# B Violation of conservation law?

1. Nov 25, 2016

### Danyon

Consider two objects, "A" and "B", each having mass 1kg. Object "A" moves downward towards object "B" and collides with the extended arm of object "B". Lets say for the sake of argument that during this collision object "A" lost one unit of momentum and 0.5 joules to object "B" (This value does not matter because the thought experiment works for all possible values). If conservation of linear momentum applies then object "B" should then begin to move downwards with momentum 1 and energy 0.5, the movement downwards has used all the available energy (0.5 joules) However, because object "A" struck object "B" off center, object "B" should begin rotating, this should give the object an additional rotational energy, violating the law of conservation of energy. If energy is conserved in this system then the energy of the rotation must be stolen from the energy associated with the downward movement, which would violate conservation of linear momentum. Any thoughts?

#### Attached Files:

• ###### IMG_0391.JPG
File size:
23.6 KB
Views:
47
2. Nov 25, 2016

### phinds

What do YOU think?

3. Nov 25, 2016

### Danyon

I can't find any clean ways to resolve the problem, I've been thinking about this for months, I came across this example when I was trying to design a reactionless thruster. I hope that linear momentum is violated, it would be quite useful for spacecraft

4. Nov 25, 2016

### Staff: Mentor

Work through the algebra (and don't forget to include conservation of angular momentum). You will find that the $v^2$ term in the kinetic energy interacts nicely with the $v$ term in the momentum so that both quantities end up being conserved.

(This is, BTW, a kind of fun problem, one of those problems that makes you pause for a moment and say "Hey - that really is cool!" when you see how the math works out).

5. Nov 25, 2016

### Danyon

That's really bizarre, could you please show the math here?

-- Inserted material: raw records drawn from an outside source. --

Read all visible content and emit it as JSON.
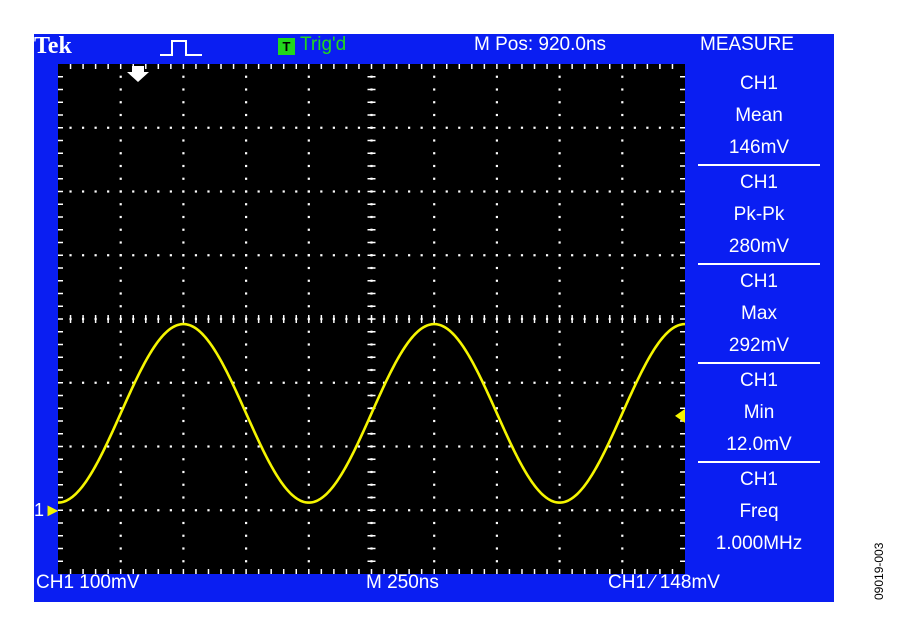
{
  "header": {
    "brand": "Tek",
    "trigger_icon_letter": "T",
    "trigger_status": "Trig'd",
    "horizontal_position": "M Pos: 920.0ns",
    "measure_title": "MEASURE"
  },
  "measurements": [
    {
      "channel": "CH1",
      "type": "Mean",
      "value": "146mV"
    },
    {
      "channel": "CH1",
      "type": "Pk-Pk",
      "value": "280mV"
    },
    {
      "channel": "CH1",
      "type": "Max",
      "value": "292mV"
    },
    {
      "channel": "CH1",
      "type": "Min",
      "value": "12.0mV"
    },
    {
      "channel": "CH1",
      "type": "Freq",
      "value": "1.000MHz"
    }
  ],
  "footer": {
    "ch1_scale": "CH1  100mV",
    "timebase": "M 250ns",
    "trigger_readout": "CH1  ∕  148mV"
  },
  "ch1_marker": "1",
  "figure_id": "09019-003",
  "colors": {
    "frame": "#0a1ef2",
    "screen": "#000000",
    "trace": "#f5f500",
    "grid": "#ffffff",
    "trigger_indicator": "#22d61d"
  },
  "icons": [
    "pulse-icon",
    "trigger-icon",
    "trigger-position-arrow-icon",
    "trigger-level-arrow-icon",
    "ground-reference-arrow-icon"
  ],
  "chart_data": {
    "type": "line",
    "series": [
      {
        "name": "CH1",
        "waveform": "sine",
        "min_mV": 12.0,
        "max_mV": 292,
        "mean_mV": 146,
        "frequency_MHz": 1.0
      }
    ],
    "volts_per_div_mV": 100,
    "time_per_div_ns": 250,
    "divisions": {
      "x": 10,
      "y": 8
    },
    "ground_reference_div_from_bottom": 1,
    "start_phase_deg": 270,
    "trigger_level_mV": 148,
    "grid": true
  }
}
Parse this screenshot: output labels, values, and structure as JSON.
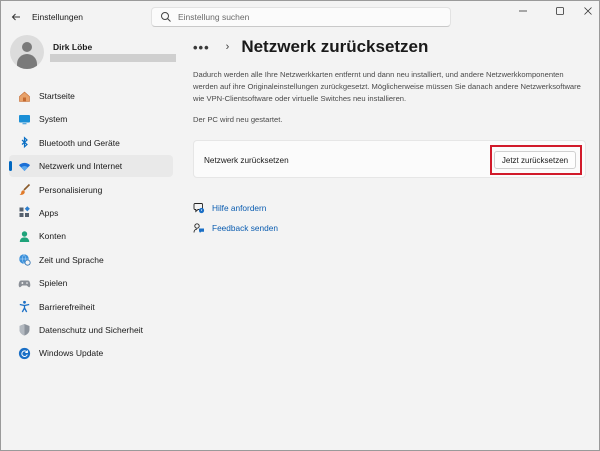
{
  "window": {
    "title": "Einstellungen"
  },
  "search": {
    "placeholder": "Einstellung suchen"
  },
  "profile": {
    "name": "Dirk Löbe"
  },
  "sidebar": {
    "items": [
      {
        "label": "Startseite",
        "icon": "home-icon",
        "active": false
      },
      {
        "label": "System",
        "icon": "monitor-icon",
        "active": false
      },
      {
        "label": "Bluetooth und Geräte",
        "icon": "bluetooth-icon",
        "active": false
      },
      {
        "label": "Netzwerk und Internet",
        "icon": "wifi-icon",
        "active": true
      },
      {
        "label": "Personalisierung",
        "icon": "brush-icon",
        "active": false
      },
      {
        "label": "Apps",
        "icon": "apps-icon",
        "active": false
      },
      {
        "label": "Konten",
        "icon": "person-icon",
        "active": false
      },
      {
        "label": "Zeit und Sprache",
        "icon": "globe-clock-icon",
        "active": false
      },
      {
        "label": "Spielen",
        "icon": "gamepad-icon",
        "active": false
      },
      {
        "label": "Barrierefreiheit",
        "icon": "accessibility-icon",
        "active": false
      },
      {
        "label": "Datenschutz und Sicherheit",
        "icon": "shield-icon",
        "active": false
      },
      {
        "label": "Windows Update",
        "icon": "update-icon",
        "active": false
      }
    ]
  },
  "main": {
    "breadcrumb_more": "•••",
    "breadcrumb_separator": "›",
    "title": "Netzwerk zurücksetzen",
    "description": "Dadurch werden alle Ihre Netzwerkkarten entfernt und dann neu installiert, und andere Netzwerkkomponenten werden auf ihre Originaleinstellungen zurückgesetzt. Möglicherweise müssen Sie danach andere Netzwerksoftware wie VPN-Clientsoftware oder virtuelle Switches neu installieren.",
    "restart_note": "Der PC wird neu gestartet.",
    "card": {
      "label": "Netzwerk zurücksetzen",
      "button": "Jetzt zurücksetzen"
    },
    "links": [
      {
        "label": "Hilfe anfordern",
        "icon": "help-chat-icon"
      },
      {
        "label": "Feedback senden",
        "icon": "feedback-icon"
      }
    ]
  },
  "colors": {
    "accent": "#0067c0",
    "highlight": "#d11a2a",
    "link": "#0a5cb0"
  }
}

Just looking at the scenario its hard to imagine how something isn't violated here

Last edited by a moderator: Nov 25, 2016
6. Nov 25, 2016

### Staff: Mentor

You're really going to have to work through the math for yourself - it's the only way to learn, which is why the Physics Forums rules prohibit giving complete solutions. But I'll push the rules a bit and give you the starting point.

Take the masses of the two objects to be $m_A$ and $m_B$. Let the initial velocity of object A to be $v_0$ and the final velocity of the two objects to be $v_A$ and $v_B$ (because object B is rotating, this will be the speed of its center of mass). Let the distance from the center of mass of object B to the impact point be $R$, the moment of inertia of object B be $I$, and the final rotational velocity of object B be $\omega$.

Now we have:
$m_Av_0=m_Av_A+m_Bv_B$ by conservation of linear momentum
$m_Av_0^2/2=m_Av_A^2/2+m_Bv_B^2/2+I\omega^2/2$ by conservation of energy
$Rm_Av_0=I\omega+Rm_Av_A$ by conservation of angular momentum.

That's three equations in three unknowns ($v_A$, $v_B$, and $\omega$).... Solve away! I guarantee you that it is worth the effort and when you succeed you'll be glad you did.

For now, this thread is closed. If you need more help from here, you should start a thread in the homework forum where the helpers can work you through the hard spots.

[The thread is closed, but I have been known to mistype formulas from time to time. Everyone watching, PM me if this is one of those times].
[EDIT - yep, I got the post collision angular momentum wrong the first time around. I just edited this post to fix it]

Last edited: Nov 25, 2016